- Talk openly. Hiding emotions can push people apart. So try to talk honestly about your feelings, without criticising or blaming each other.
- Plan time to be together. Arrange time to do what you love and to enjoy each other’s company.
- Talk about normal stuff. Neither of you will want to talk about cancer the whole time, so make sure you chat about whatever you used to chat about, too.
- Try not to smother them. It’s easy to get overprotective when someone you like or love has cancer, but try to give your partner space. It can be frustrating to feel like you’re losing your independence.
- Laugh and cry. It’s OK to be happy and sad – so don’t feel guilty about either of these emotions.
- Wash your hands. Your partner might be more likely to catch infections during cancer treatment – and washing your hands reduces the risk of infection spreading.
Beware of searching the internet
Finding out more about cancer can be a really good idea. It means you know more about what to expect and about what your partner is going through.
But before you open your phone and search the internet, remember to click carefully. There’s a lot of good information out there, but there are also plenty of scary stories and inaccurate info, and it’s not always easy to know where to go for the information that will help you and your partner.
All of the people who are caring for your partner will be happy to recommend sites you can trust. We’ve included useful links throughout this site too. And remember that everyone’s cancer is different – so the best way to find out what’s really going on is to speak to your partner and their care team.
If you drift apart
Sometimes relationships change. You’ll already know that – it’s not like it only happens when someone has cancer.
So while cancer can sometimes bring people closer, it can mean some people drift apart too. It can put a lot of pressure on a relationship, and you might not feel able to cope with that right now.
You might find you don’t quite look at the world in the same way as each other now. Or it might just be that your relationship wasn’t really working out before the cancer diagnosis.
So if you do find yourselves drifting apart, remember that it’s a normal part of life.

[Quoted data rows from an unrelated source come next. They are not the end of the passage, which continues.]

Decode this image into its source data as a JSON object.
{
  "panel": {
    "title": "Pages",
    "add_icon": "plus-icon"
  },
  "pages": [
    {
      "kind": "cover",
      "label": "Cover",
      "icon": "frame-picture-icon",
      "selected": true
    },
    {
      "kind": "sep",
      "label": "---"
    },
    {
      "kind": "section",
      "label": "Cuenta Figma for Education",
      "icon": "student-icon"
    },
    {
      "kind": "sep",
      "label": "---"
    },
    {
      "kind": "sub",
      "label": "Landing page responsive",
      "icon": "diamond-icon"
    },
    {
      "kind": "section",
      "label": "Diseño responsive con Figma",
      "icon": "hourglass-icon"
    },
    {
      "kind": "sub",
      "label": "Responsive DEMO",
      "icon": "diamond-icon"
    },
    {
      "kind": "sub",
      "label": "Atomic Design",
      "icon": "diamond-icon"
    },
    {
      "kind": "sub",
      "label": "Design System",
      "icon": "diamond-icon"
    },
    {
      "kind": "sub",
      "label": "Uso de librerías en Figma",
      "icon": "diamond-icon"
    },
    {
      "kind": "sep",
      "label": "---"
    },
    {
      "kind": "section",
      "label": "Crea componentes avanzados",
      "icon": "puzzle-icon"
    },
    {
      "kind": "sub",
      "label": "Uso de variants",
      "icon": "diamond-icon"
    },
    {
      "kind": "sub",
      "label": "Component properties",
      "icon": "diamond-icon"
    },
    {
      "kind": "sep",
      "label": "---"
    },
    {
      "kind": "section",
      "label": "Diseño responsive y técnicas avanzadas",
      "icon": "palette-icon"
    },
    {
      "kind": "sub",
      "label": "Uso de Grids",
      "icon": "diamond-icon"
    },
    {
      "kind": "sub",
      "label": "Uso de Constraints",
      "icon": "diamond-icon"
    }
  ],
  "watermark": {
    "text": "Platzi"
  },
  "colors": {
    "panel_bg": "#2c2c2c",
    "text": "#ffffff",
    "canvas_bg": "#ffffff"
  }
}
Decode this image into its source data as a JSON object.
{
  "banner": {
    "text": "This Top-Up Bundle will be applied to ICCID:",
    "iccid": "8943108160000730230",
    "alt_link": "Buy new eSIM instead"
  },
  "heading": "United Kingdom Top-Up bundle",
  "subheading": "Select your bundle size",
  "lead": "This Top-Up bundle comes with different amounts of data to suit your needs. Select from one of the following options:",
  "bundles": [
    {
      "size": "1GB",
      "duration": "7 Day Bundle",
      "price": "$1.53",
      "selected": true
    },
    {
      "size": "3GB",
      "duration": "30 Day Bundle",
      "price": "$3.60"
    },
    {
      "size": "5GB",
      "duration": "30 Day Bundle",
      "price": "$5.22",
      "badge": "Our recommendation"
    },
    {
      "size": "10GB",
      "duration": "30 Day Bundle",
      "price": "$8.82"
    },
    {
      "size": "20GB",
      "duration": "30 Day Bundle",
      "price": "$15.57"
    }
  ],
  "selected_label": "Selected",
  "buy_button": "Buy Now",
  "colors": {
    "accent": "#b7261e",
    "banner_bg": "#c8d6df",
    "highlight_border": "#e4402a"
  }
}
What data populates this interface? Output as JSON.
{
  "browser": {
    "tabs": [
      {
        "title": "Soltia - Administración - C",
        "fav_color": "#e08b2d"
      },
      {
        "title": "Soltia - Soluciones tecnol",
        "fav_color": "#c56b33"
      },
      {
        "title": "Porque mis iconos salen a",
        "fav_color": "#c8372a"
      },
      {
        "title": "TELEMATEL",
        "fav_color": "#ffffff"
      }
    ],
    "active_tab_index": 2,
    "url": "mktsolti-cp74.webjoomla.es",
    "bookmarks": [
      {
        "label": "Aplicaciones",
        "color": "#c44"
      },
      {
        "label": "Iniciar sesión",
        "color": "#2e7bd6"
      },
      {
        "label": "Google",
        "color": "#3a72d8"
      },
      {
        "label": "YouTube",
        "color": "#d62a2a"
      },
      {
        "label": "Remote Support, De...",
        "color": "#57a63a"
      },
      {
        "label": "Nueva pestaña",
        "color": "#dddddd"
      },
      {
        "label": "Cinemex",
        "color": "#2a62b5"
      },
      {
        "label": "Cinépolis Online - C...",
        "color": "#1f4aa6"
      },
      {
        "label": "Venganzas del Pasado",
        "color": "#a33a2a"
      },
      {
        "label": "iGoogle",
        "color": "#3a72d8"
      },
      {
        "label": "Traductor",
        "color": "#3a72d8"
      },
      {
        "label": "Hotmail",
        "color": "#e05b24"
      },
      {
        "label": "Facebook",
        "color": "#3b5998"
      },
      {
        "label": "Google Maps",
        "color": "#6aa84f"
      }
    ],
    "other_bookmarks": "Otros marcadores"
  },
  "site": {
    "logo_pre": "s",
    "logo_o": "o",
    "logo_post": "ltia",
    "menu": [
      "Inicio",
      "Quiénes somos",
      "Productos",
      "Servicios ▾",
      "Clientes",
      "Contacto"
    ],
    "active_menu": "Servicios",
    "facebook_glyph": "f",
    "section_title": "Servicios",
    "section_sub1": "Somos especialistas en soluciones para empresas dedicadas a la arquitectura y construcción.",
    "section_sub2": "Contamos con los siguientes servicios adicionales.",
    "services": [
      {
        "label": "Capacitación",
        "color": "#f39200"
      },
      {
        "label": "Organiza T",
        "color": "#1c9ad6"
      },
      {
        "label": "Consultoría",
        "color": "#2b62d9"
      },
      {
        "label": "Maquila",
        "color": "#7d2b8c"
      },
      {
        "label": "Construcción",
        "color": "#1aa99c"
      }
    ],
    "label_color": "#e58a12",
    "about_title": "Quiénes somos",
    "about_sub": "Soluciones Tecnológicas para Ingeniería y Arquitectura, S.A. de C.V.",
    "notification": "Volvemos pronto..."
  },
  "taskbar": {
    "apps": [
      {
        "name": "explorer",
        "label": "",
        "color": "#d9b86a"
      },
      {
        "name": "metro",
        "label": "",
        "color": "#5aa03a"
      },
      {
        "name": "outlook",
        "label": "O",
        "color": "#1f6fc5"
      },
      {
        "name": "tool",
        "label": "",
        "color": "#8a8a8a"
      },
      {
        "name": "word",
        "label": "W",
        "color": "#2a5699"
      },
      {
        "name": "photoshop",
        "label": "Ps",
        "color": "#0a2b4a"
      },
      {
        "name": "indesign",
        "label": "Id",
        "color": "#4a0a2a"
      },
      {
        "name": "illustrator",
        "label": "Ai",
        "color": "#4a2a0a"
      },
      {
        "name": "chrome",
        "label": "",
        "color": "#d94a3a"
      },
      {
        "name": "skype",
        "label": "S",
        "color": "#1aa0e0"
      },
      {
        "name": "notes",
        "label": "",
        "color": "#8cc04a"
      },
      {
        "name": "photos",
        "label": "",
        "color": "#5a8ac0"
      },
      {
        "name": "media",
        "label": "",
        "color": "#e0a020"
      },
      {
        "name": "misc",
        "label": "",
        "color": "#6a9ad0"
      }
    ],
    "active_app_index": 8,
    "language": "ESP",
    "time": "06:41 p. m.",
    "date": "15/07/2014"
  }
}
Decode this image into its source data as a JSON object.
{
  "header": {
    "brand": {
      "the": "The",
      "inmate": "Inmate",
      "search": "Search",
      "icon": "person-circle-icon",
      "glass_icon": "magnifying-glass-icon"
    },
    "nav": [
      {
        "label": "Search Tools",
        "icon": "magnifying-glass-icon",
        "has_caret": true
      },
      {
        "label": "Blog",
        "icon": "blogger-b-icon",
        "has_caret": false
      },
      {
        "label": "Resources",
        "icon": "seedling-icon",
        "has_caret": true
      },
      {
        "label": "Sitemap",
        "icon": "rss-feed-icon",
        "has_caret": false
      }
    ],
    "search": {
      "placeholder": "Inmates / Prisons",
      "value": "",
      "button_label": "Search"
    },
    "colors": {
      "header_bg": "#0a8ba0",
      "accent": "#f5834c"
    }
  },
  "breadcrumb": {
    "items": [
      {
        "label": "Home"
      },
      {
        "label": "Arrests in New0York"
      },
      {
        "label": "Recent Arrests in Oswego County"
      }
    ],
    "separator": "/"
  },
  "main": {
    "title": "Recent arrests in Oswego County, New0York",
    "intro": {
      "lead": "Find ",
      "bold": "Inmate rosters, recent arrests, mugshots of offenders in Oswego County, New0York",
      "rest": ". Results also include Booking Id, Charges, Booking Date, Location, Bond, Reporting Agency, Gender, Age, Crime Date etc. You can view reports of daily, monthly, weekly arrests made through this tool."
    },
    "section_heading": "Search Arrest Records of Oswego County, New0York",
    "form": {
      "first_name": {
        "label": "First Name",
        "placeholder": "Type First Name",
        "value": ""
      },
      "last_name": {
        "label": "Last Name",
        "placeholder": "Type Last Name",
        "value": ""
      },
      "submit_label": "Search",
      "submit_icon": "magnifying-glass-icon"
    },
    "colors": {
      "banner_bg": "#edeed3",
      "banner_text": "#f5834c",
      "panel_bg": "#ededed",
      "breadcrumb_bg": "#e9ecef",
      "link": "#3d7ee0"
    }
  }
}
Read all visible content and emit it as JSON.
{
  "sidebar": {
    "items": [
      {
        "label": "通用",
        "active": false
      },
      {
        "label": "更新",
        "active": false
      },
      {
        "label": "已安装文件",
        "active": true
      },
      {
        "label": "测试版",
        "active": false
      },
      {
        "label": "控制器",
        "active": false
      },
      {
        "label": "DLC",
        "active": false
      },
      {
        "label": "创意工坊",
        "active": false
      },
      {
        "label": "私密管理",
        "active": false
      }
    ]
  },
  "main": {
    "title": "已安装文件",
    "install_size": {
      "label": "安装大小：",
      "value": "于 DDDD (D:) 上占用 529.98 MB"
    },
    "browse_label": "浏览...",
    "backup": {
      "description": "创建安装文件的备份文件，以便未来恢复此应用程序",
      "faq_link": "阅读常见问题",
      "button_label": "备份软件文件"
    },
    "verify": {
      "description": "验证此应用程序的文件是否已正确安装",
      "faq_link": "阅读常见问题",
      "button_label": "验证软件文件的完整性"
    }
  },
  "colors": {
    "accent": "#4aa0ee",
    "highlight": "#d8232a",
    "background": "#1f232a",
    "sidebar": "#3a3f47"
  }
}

It’s sad and difficult, but it’s nobody’s fault.
Who to talk to
It’s always good to talk to someone and share your thoughts and feelings. If you have someone in your family or a friend that you trust, maybe you could talk to them about any worries that you might have.
Your partner’s support staff in the hospital would also be happy to talk to you and also tell you about other support organisations near you. They may also be able to refer you for more support, for example a counsellor, who will be able to help.